THE Newcastle Knights believe they can provide the right environment for Jack Hetherington to cast aside his reputation as a loose cannon and realise his undoubted potential.
Hetherington, the explosive Canterbury forward who has not played since round three after undergoing shoulder surgery, has reportedly been given permission to negotiate with rival clubs, amid the fall-out after Trent Barrett's departure as Bulldogs coach last week.
The Knights, Wests Tigers and St George Illawarra have all been linked to the 25-year-old, who played his first junior football with Valentine-Eleebana Devils.

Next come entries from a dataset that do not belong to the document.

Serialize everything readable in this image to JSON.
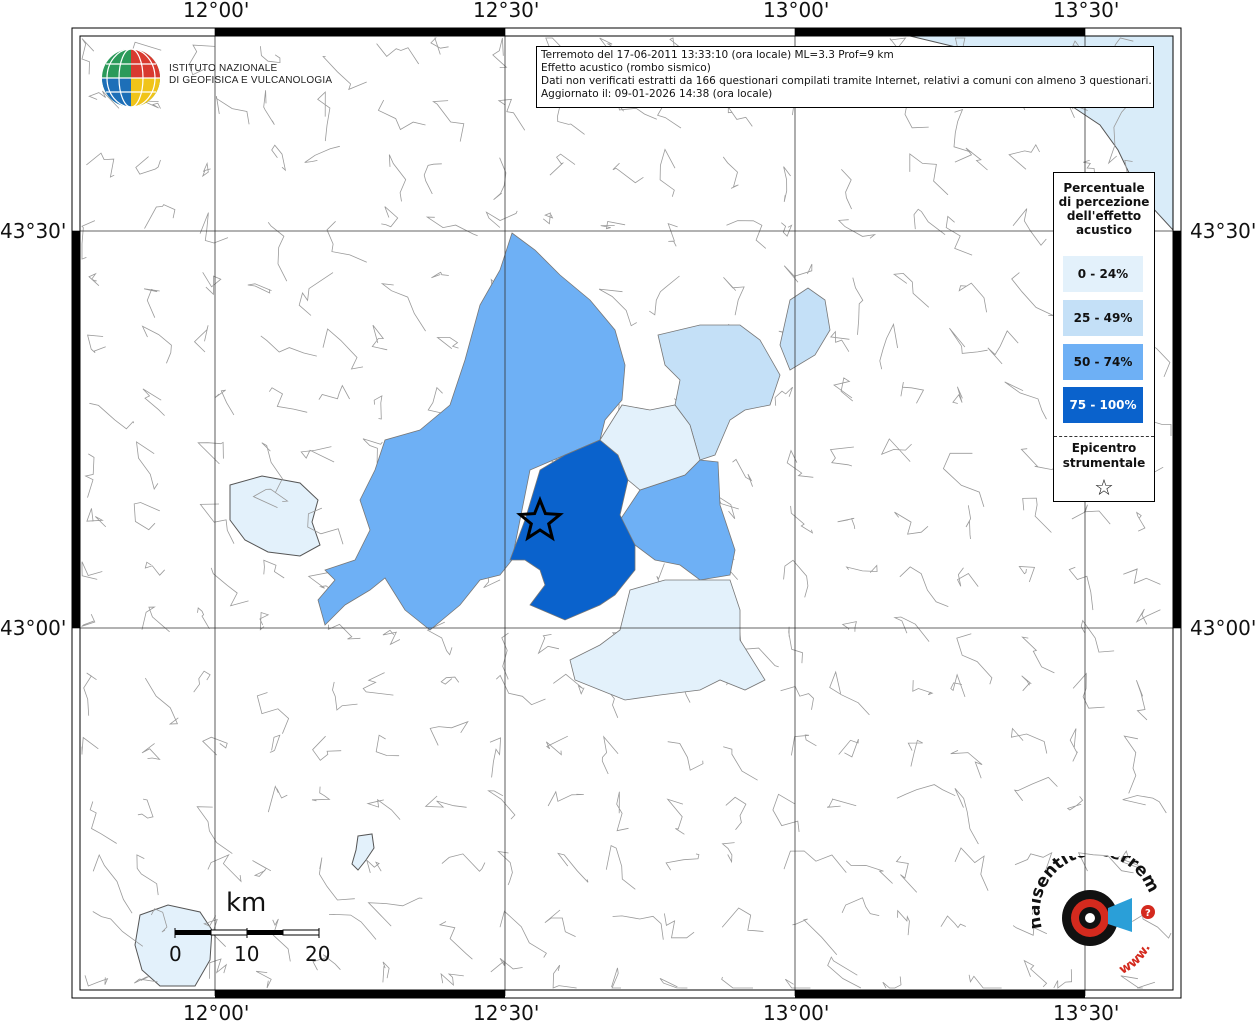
{
  "map": {
    "lon_ticks": [
      "12°00'",
      "12°30'",
      "13°00'",
      "13°30'"
    ],
    "lat_ticks": [
      "43°30'",
      "43°00'"
    ],
    "colors": {
      "class_0_24": "#e3f1fb",
      "class_25_49": "#c4e0f7",
      "class_50_74": "#6eb0f5",
      "class_75_100": "#0a62cc",
      "sea": "#d9ecf9",
      "boundary": "#9a9a9a"
    }
  },
  "info": {
    "line1": "Terremoto del 17-06-2011 13:33:10 (ora locale) ML=3.3 Prof=9 km",
    "line2": "Effetto acustico (rombo sismico)",
    "line3": "Dati non verificati estratti da 166 questionari compilati tramite Internet, relativi a comuni con almeno 3 questionari.",
    "line4": "Aggiornato il: 09-01-2026 14:38 (ora locale)"
  },
  "legend": {
    "title_lines": [
      "Percentuale",
      "di percezione",
      "dell'effetto",
      "acustico"
    ],
    "items": [
      {
        "label": "0 - 24%",
        "color": "#e3f1fb",
        "text_color": "#111111"
      },
      {
        "label": "25 - 49%",
        "color": "#c4e0f7",
        "text_color": "#111111"
      },
      {
        "label": "50 - 74%",
        "color": "#6eb0f5",
        "text_color": "#111111"
      },
      {
        "label": "75 - 100%",
        "color": "#0a62cc",
        "text_color": "#ffffff"
      }
    ],
    "epicenter_lines": [
      "Epicentro",
      "strumentale"
    ],
    "epicenter_symbol": "☆"
  },
  "logos": {
    "ingv_line1": "ISTITUTO NAZIONALE",
    "ingv_line2": "DI GEOFISICA E VULCANOLOGIA",
    "hst_text": "haisentitoilterremoto.it",
    "hst_www": "www."
  },
  "scale": {
    "unit": "km",
    "ticks": [
      "0",
      "10",
      "20"
    ]
  }
}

Hetherington was recently described by Bulldogs general manager of football Phil Gould as an "elite" talent, and according to GPS data last season he posted the fastest speed recorded by any forward in the NRL.
But at this point in his career, he is perhaps best known for his propensity to attract unwanted attention from the referees and judiciary.
Since debuting for Penrith in 2018, he has played in 43 NRL games and been charged eight times with an array of illegalities, leading to a combined tally of 15 weeks on the sidelines through suspension.
Such an unenviable record might deter some clubs, but the Knights are considering gambling well over $1 million by offering Hetherington a three-season deal.
The Herald understands there are two factors that have convinced Newcastle officials the 190-centimetre, 107-kilogram firebrand is worth the risk.
First, under the new match-review points system introduced at the start of this season, all players were given a clean slate, so Hetherington no longer has carry-over "loading" for previous offences.
Second, Newcastle's head of physical performance, Hayden Knowles, worked with Hetherington at Penrith and has apparently provided a glowing reference not only for his athletic ability, but also for his character.
Knights officials believe Hetherington, properly harnessed, can be a Victor Radley-type enforcer capable of intimidating the opposition while inspiring his teammates.
Should he agree to join the Knights, Hetherington could ironically prove an ideal replacement for Warriors-bound Mitch Barnett, who has also missed more games than he would care to remember through suspension, most recently after copping a six-week ban for elbowing Penrith forward Chris Smith.
Hetherington is the son of former Canberra and North Queensland back-rower Brett Hetherington, who for more than a decade owned the Gunyah Hotel at Belmont, while his partner is a Novocastrian, so Knights officials are hopeful family ties will help their cause.
Meanwhile, Knights centre Bradman Best might miss only three games after dislocating his elbow in last week's 36-12 loss to Brisbane.
Best has been cleared of any fractures and faces four to six weeks of rehab, which includes two bye weeks.